So, yes, we had things to do because life was just like that. To live was to work because our play was our work. We worked at our play and never had enough time. All too soon, our parents or somebody introduced us to the idea of hobbies, and then the whole, entire edifice of our world began to crumble.
Life fell apart. On one side was work; on the other side was play, and somewhere in the middle, we "sandwiched" our so-called hobbies. But, then, something else began to slip into the bifurcated world. What was this? It was distractions.
In fact, it was a whole train of distractions and changes in not only the separation of work, play, and hobbies. Oh no! My play group began to be forced to separate. My good friend, Peggy, was simply one of the gang. She could outrun many of the group and could throw, tackle, wrestle, and do all the things that we loved to do. There was never any problem either when we would choose sides. On our make-shift playground when we did not worry about uniforms, we could easily divide the group into two teams: the "shirts" and the "skins." Peggy could fit into either group until she couldn't—to our great puzzlement and dismay.
One day Peggy's mother rushed out on the porch when she saw us peeling off our shirts. She yelled for Peggy to come into the house and told her she would have to play on the team with the shirts! That did not seem right to her or to all of us on the "skins" team who needed Peggy as our fastest running back! She was puzzled and embarrassed, and all of us were left to try to figure why Peggy's mom did not like the skins! She had only told Peggy that she, the mom, would explain later that night. We made Peggy promise she would tell us when she found out. Meanwhile, we might as well go home. Somehow, the game felt strange, as if some mysterious force had fallen on us and distracted us from the innocent, spontaneous, wonder-filled times we had always enjoyed.
Peggy never told us what her mom said. But everything had changed because in a very short time Peggy herself became a distraction—at least for me, when Peggy became my "girlfriend."
And there we have it. More about Peggy later, but I return to the statement I made earlier. If we do not have anything to do, we will do anything. Why? Because as the title of this writing implies, there is a will to distraction. And now we come to the heart of the matter. Just what are our present distractions? From what are they distracting us? And why does this matter? Why this topic? I am raising this topic with its attendant questions because of the turmoil that clouds the institutions of our country and the bizarre actions, conspiracy theories, and crippled enactment of policies needed to save our planet from its downward spiral toward ruin.
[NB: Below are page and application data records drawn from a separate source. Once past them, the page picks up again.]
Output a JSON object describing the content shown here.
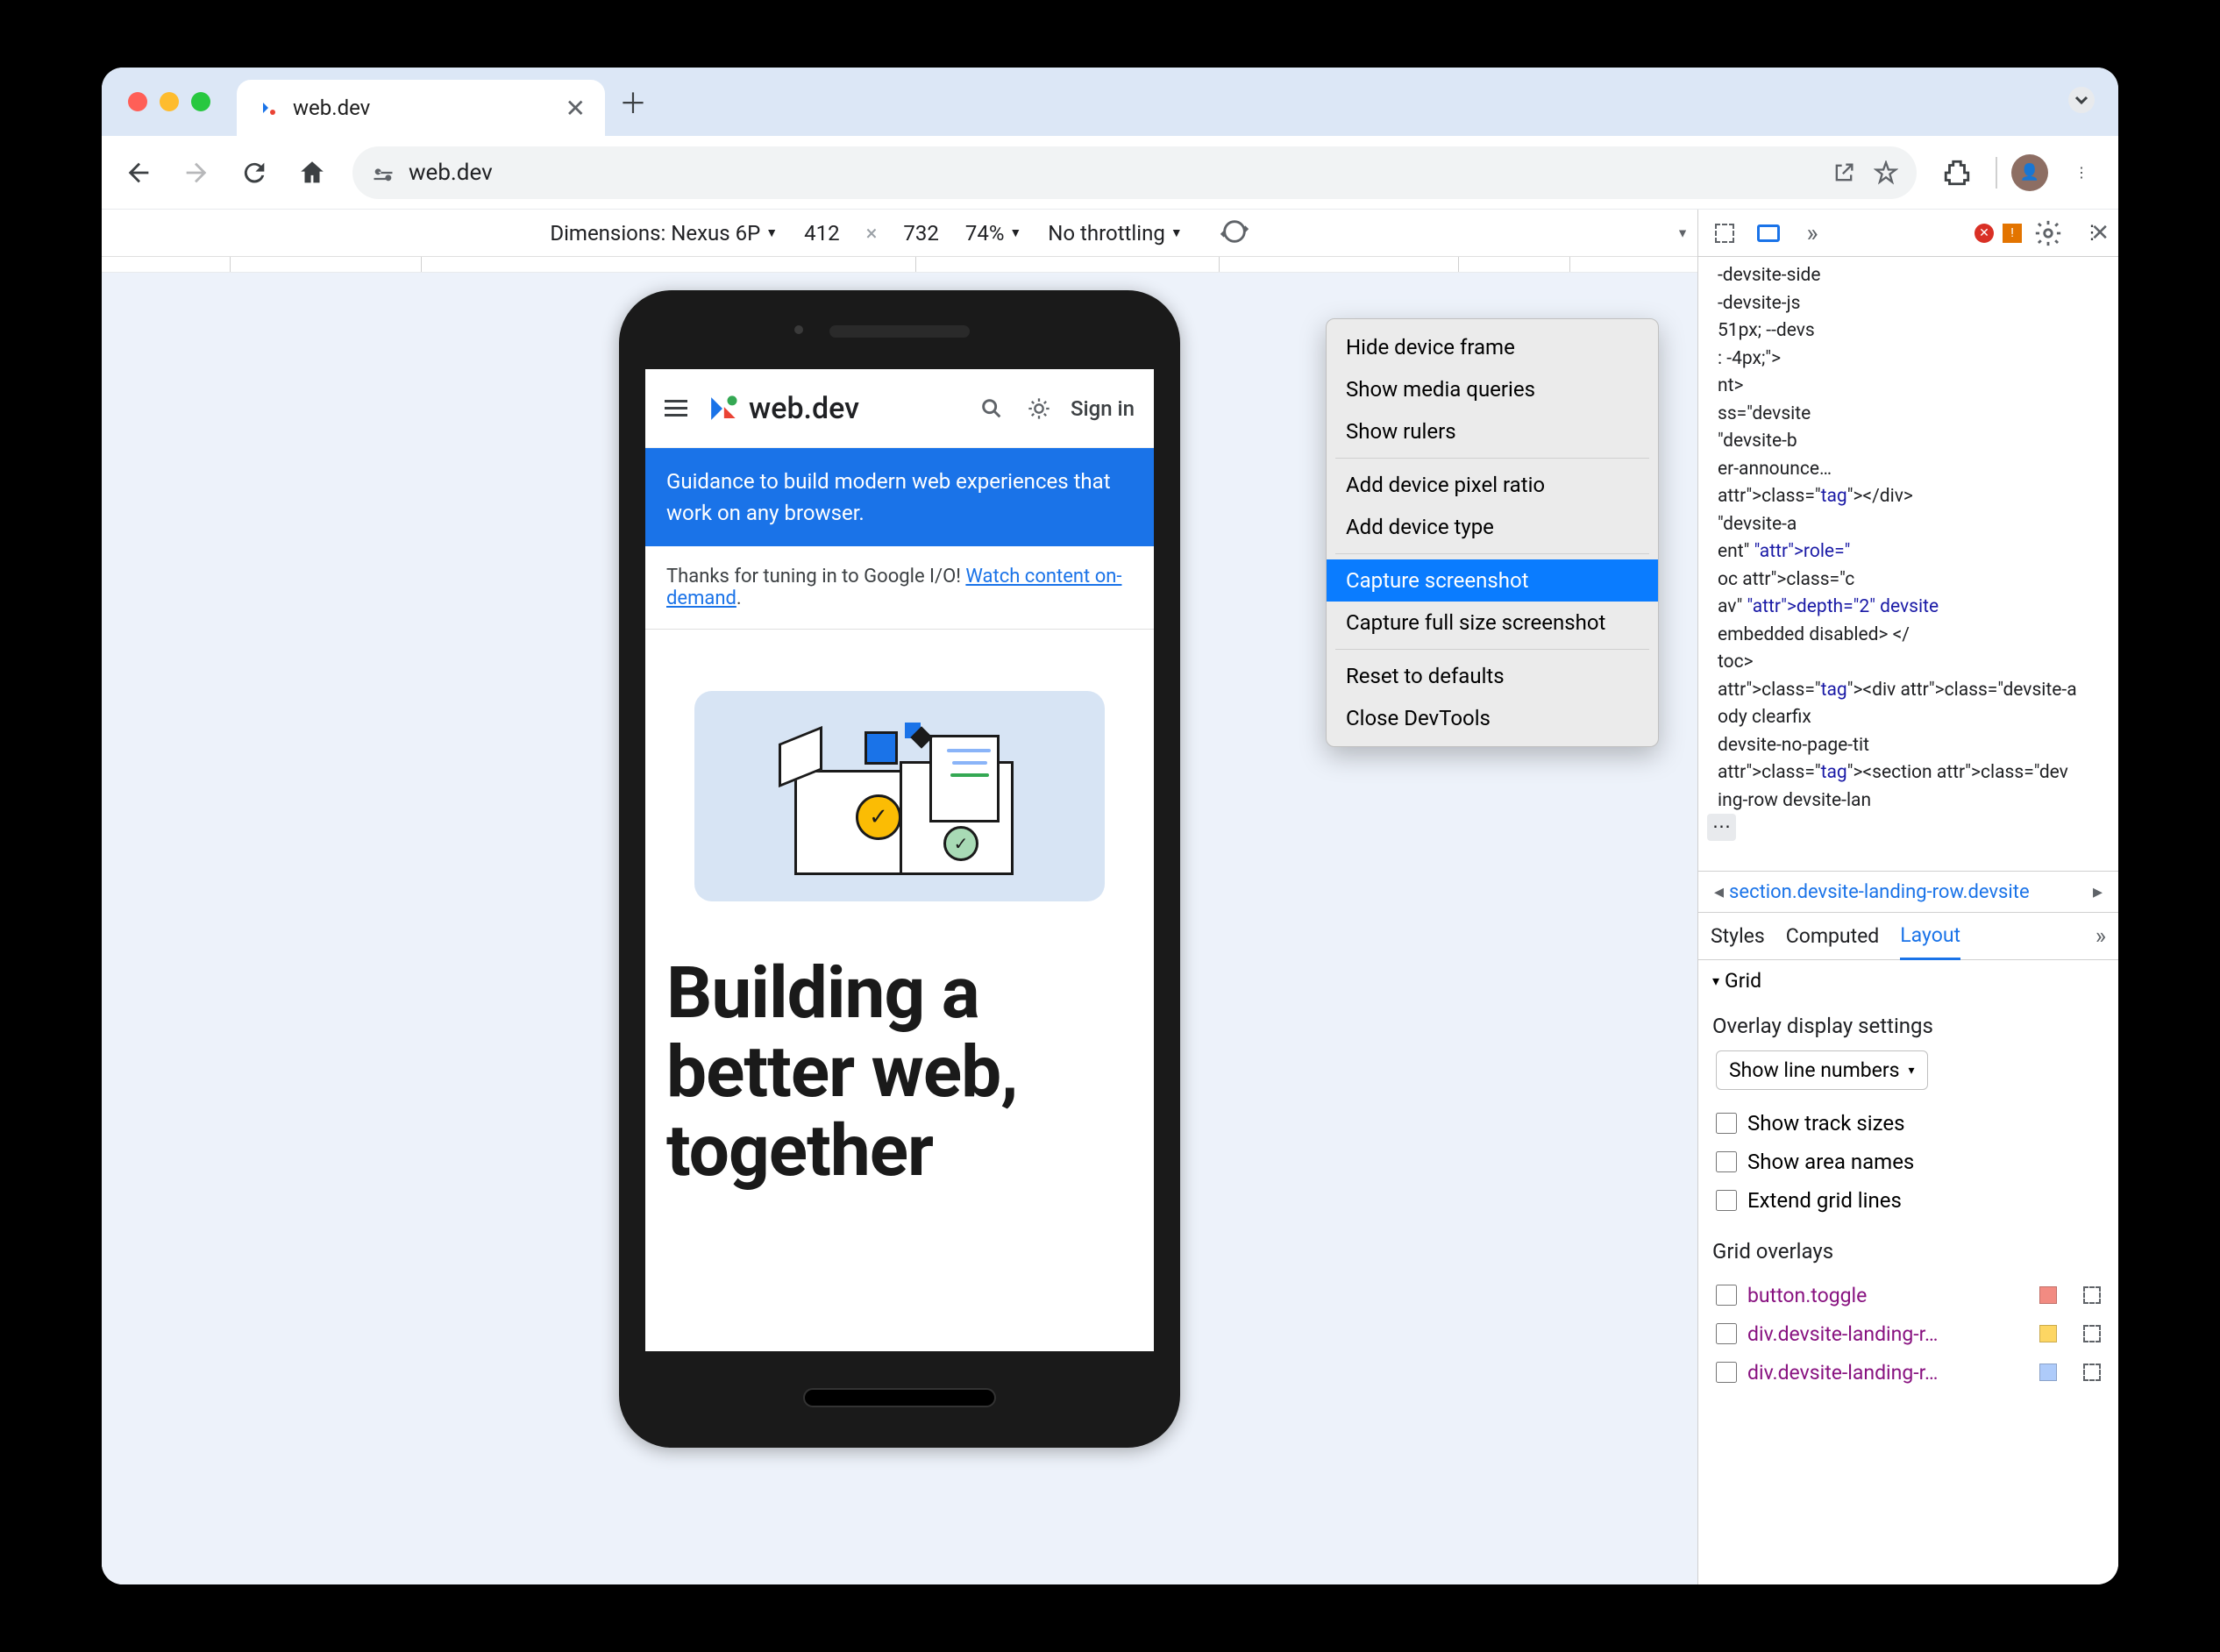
{
  "tab": {
    "title": "web.dev",
    "favicon": "webdev"
  },
  "toolbar": {
    "url": "web.dev"
  },
  "device_toolbar": {
    "dimensions_label": "Dimensions:",
    "device": "Nexus 6P",
    "width": "412",
    "height": "732",
    "zoom": "74%",
    "throttling": "No throttling"
  },
  "page": {
    "logo": "web.dev",
    "signin": "Sign in",
    "blue_banner": "Guidance to build modern web experiences that work on any browser.",
    "notice_prefix": "Thanks for tuning in to Google I/O! ",
    "notice_link": "Watch content on-demand",
    "notice_suffix": ".",
    "headline": "Building a better web, together"
  },
  "context_menu": {
    "items_group1": [
      "Hide device frame",
      "Show media queries",
      "Show rulers"
    ],
    "items_group2": [
      "Add device pixel ratio",
      "Add device type"
    ],
    "items_group3": [
      "Capture screenshot",
      "Capture full size screenshot"
    ],
    "items_group4": [
      "Reset to defaults",
      "Close DevTools"
    ],
    "highlighted": "Capture screenshot"
  },
  "devtools": {
    "elements_snippets": [
      "-devsite-side",
      "-devsite-js",
      "51px; --devs",
      ": -4px;\">",
      "nt>",
      "ss=\"devsite",
      "\"devsite-b",
      "er-announce…",
      "</div>",
      "\"devsite-a",
      "ent\" role=\"",
      "oc class=\"c",
      "av\" depth=\"2\" devsite",
      "embedded disabled> </",
      "toc>",
      "<div class=\"devsite-a",
      "ody clearfix",
      " devsite-no-page-tit",
      "<section class=\"dev",
      "ing-row devsite-lan"
    ],
    "breadcrumb": "section.devsite-landing-row.devsite",
    "tabs": [
      "Styles",
      "Computed",
      "Layout"
    ],
    "active_tab": "Layout",
    "grid_section": "Grid",
    "overlay_title": "Overlay display settings",
    "line_numbers": "Show line numbers",
    "checks": [
      "Show track sizes",
      "Show area names",
      "Extend grid lines"
    ],
    "grid_overlays_title": "Grid overlays",
    "overlays": [
      {
        "label": "button.toggle",
        "color": "#f28b82"
      },
      {
        "label": "div.devsite-landing-r…",
        "color": "#fdd663"
      },
      {
        "label": "div.devsite-landing-r…",
        "color": "#aecbfa"
      }
    ]
  }
}
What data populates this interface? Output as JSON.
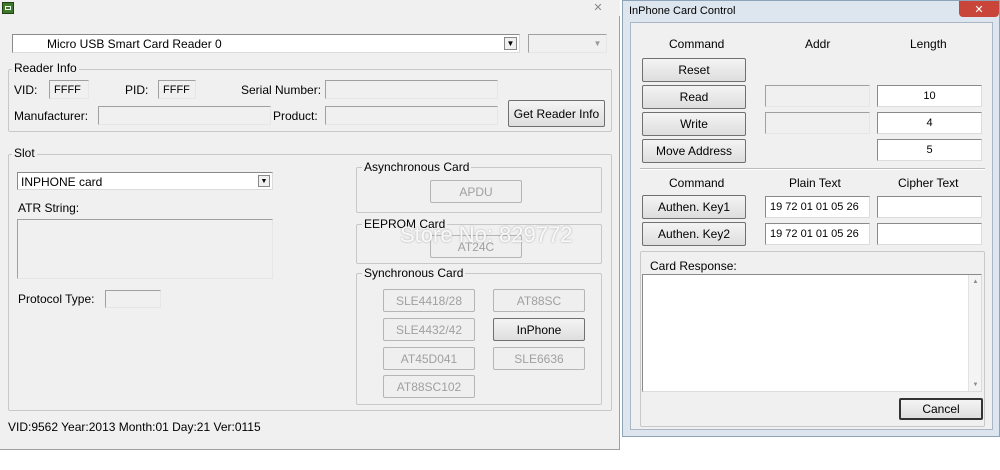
{
  "main": {
    "close_glyph": "✕",
    "reader_select": "Micro USB Smart Card Reader 0",
    "reader_info": {
      "legend": "Reader Info",
      "vid_label": "VID:",
      "vid_value": "FFFF",
      "pid_label": "PID:",
      "pid_value": "FFFF",
      "serial_label": "Serial Number:",
      "manufacturer_label": "Manufacturer:",
      "product_label": "Product:",
      "get_info_button": "Get Reader Info"
    },
    "slot": {
      "legend": "Slot",
      "card_select": "INPHONE card",
      "atr_label": "ATR String:",
      "protocol_label": "Protocol Type:",
      "async_legend": "Asynchronous Card",
      "apdu_button": "APDU",
      "eeprom_legend": "EEPROM Card",
      "at24c_button": "AT24C",
      "sync_legend": "Synchronous Card",
      "sle4418_button": "SLE4418/28",
      "at88sc_button": "AT88SC",
      "sle4432_button": "SLE4432/42",
      "inphone_button": "InPhone",
      "at45d041_button": "AT45D041",
      "sle6636_button": "SLE6636",
      "at88sc102_button": "AT88SC102"
    },
    "status_text": "VID:9562 Year:2013 Month:01 Day:21 Ver:0115",
    "watermark": "Store No: 829772"
  },
  "dialog": {
    "title": "InPhone Card Control",
    "close_glyph": "✕",
    "headers": {
      "command": "Command",
      "addr": "Addr",
      "length": "Length"
    },
    "buttons": {
      "reset": "Reset",
      "read": "Read",
      "write": "Write",
      "move": "Move Address"
    },
    "lengths": {
      "read": "10",
      "write": "4",
      "move": "5"
    },
    "auth_headers": {
      "command": "Command",
      "plain": "Plain Text",
      "cipher": "Cipher Text"
    },
    "auth": {
      "key1_button": "Authen. Key1",
      "key1_plain": "19 72 01 01 05 26",
      "key2_button": "Authen. Key2",
      "key2_plain": "19 72 01 01 05 26"
    },
    "response_label": "Card Response:",
    "cancel_button": "Cancel"
  }
}
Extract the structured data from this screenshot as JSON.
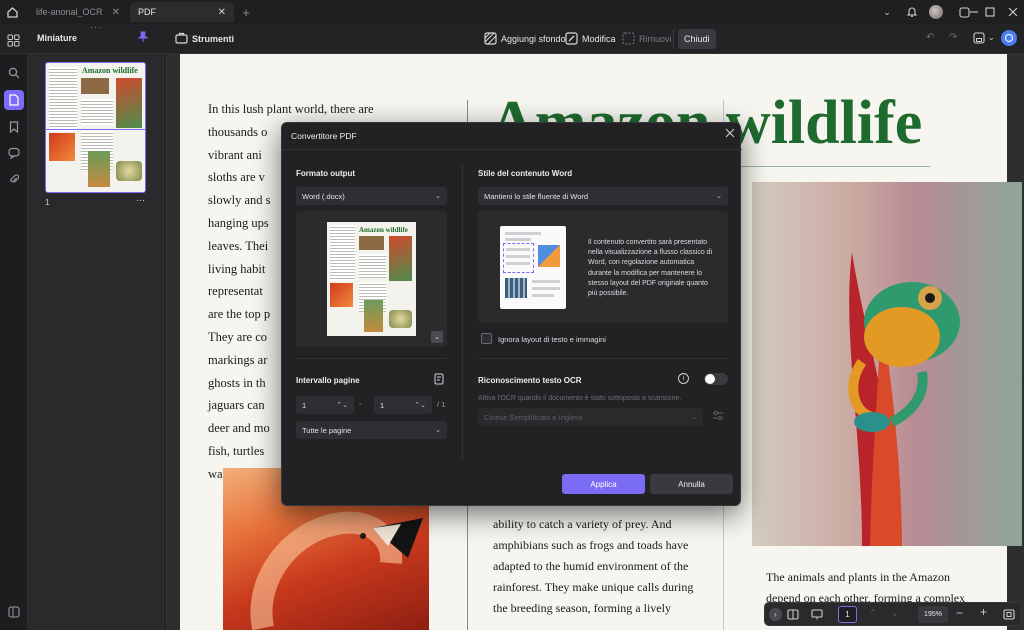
{
  "tabs": [
    {
      "label": "life-anonal_OCR",
      "active": false
    },
    {
      "label": "PDF",
      "active": true
    }
  ],
  "toolbar": {
    "tools_label": "Strumenti",
    "add_bg": "Aggiungi sfondo",
    "edit": "Modifica",
    "remove": "Rimuovi",
    "close": "Chiudi"
  },
  "thumbnail_panel": {
    "title": "Miniature",
    "page_number": "1",
    "more": "···"
  },
  "document": {
    "title": "Amazon wildlife",
    "col1_lines": [
      "In this lush plant world, there are",
      "thousands o",
      "vibrant ani",
      "sloths are v",
      "slowly and s",
      "hanging ups",
      "leaves. Thei",
      "living habit",
      "representat",
      "are the top p",
      "They are co",
      "markings ar",
      "ghosts in th",
      "jaguars can",
      "deer and mo",
      "fish, turtles",
      "water."
    ],
    "col2_lines": [
      "ability to catch a variety of prey. And",
      "amphibians such as frogs and toads have",
      "adapted to the humid environment of the",
      "rainforest. They make unique calls during",
      "the breeding season, forming a lively"
    ],
    "col3_lines": [
      "The animals and plants in the Amazon",
      "depend on each other, forming a complex"
    ]
  },
  "dialog": {
    "title": "Convertitore PDF",
    "output_format_label": "Formato output",
    "output_format_value": "Word (.docx)",
    "preview_title": "Amazon wildlife",
    "word_style_label": "Stile del contenuto Word",
    "word_style_value": "Mantieni lo stile fluente di Word",
    "style_description": "Il contenuto convertito sarà presentato nella visualizzazione a flusso classico di Word, con regolazione automatica durante la modifica per mantenere lo stesso layout del PDF originale quanto più possibile.",
    "ignore_layout_label": "Ignora layout di testo e immagini",
    "page_range_label": "Intervallo pagine",
    "page_from": "1",
    "page_to": "1",
    "page_total": "/ 1",
    "range_separator": "-",
    "page_range_value": "Tutte le pagine",
    "ocr_label": "Riconoscimento testo OCR",
    "ocr_hint": "Attiva l'OCR quando il documento è stato sottoposto a scansione.",
    "ocr_language": "Cinese Semplificato e Inglese",
    "apply": "Applica",
    "cancel": "Annulla"
  },
  "bottom_bar": {
    "page": "1",
    "zoom": "195%",
    "minus": "−",
    "plus": "+"
  },
  "colors": {
    "accent": "#7b6cf6",
    "title_green": "#1f6b2f",
    "dialog_bg": "#222225"
  }
}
Furthermore, in what sense do we "will" these distractions? Let me state it quite simply:
A distraction is a thing that prevents someone from giving full attention
to something else; a diversion or recreation. (New Oxford American Dictionary)
Will is a state of mind in which there is an intentional outcome. (RM)
From this vantage point, considering the nature of distractions and the disturbing tendency to focus our will on the distractions rather than what really matters, we may understand the paralysis that describes this time in which we are living.
What do I mean when I refer to "what really matters?" No doubt you could provide your own list, but I offer the following four concerns that threaten our way of life and the prospects for a world in which our children may live their dreams and reach for the stars.
First, there is the increasingly obvious deterioration of our natural resources. Habitats are disappearing, land masses are shifting, ocean currents are disrupting life not only of sea-dwelling creatures but also the distribution of heat around the globe, a process mediating the temperatures of the cold arctic and the hot tropical regions.
Second, there remains a great racial divide in our country. The majority of the world's people are people of color. The last days of the "white world" are upon us. It is expected that Caucasions will become a minority within the US by 2045, and that one quarter of the world's population will be African by 2050. New leadership emerges, but racial differences continue to plague our realization of earth's people as one.
However, just as we are divided racially, so also are we divided politically. But unlike the factor of race that can divide people, our political unrest seems to stem from ideological posturing. How much of this is driven by fear and how much is driven by the ages' ongoing drama of power-seeking? Unfortunately, our most powerful religious groupings only serve to perpetuate the divide along power lines between "those who have it" and "those who do not." Most disturbing, however, is the collapse of one political constituency that seems to have abandoned any attempt at all to participate with good faith in a political forum where issues may be debated and compromised solutions presented. Instead, cultural issues are sensationalized for the advantage of political gain.
The fact that this kind of demagoguery can take place in a relatively educated society can be understood only because of what I list as my fourth concern: the politicizing source of pseudo-news within some of our media that is nothing more than propaganda riding the back of entertainment by individuals who thrive within a personality cult obsessed with self-serving aggrandizement.
These four distractions form the beginning of realities that can survive only when there is "a will to distraction." But this "will" cannot last. Just as the distraction of my first love, Peggy, eventually sank over the horizon of life's many contingencies and adventures, so too will this political moment recede over the horizon. What you and I cannot know now is what may remain when the sun rises over a new day and our present distractions escape the grasp of our will.
(The phrase "a universal will to distraction" is found in Carl Jung's Collected Works, Vol. 9i, para. 617.)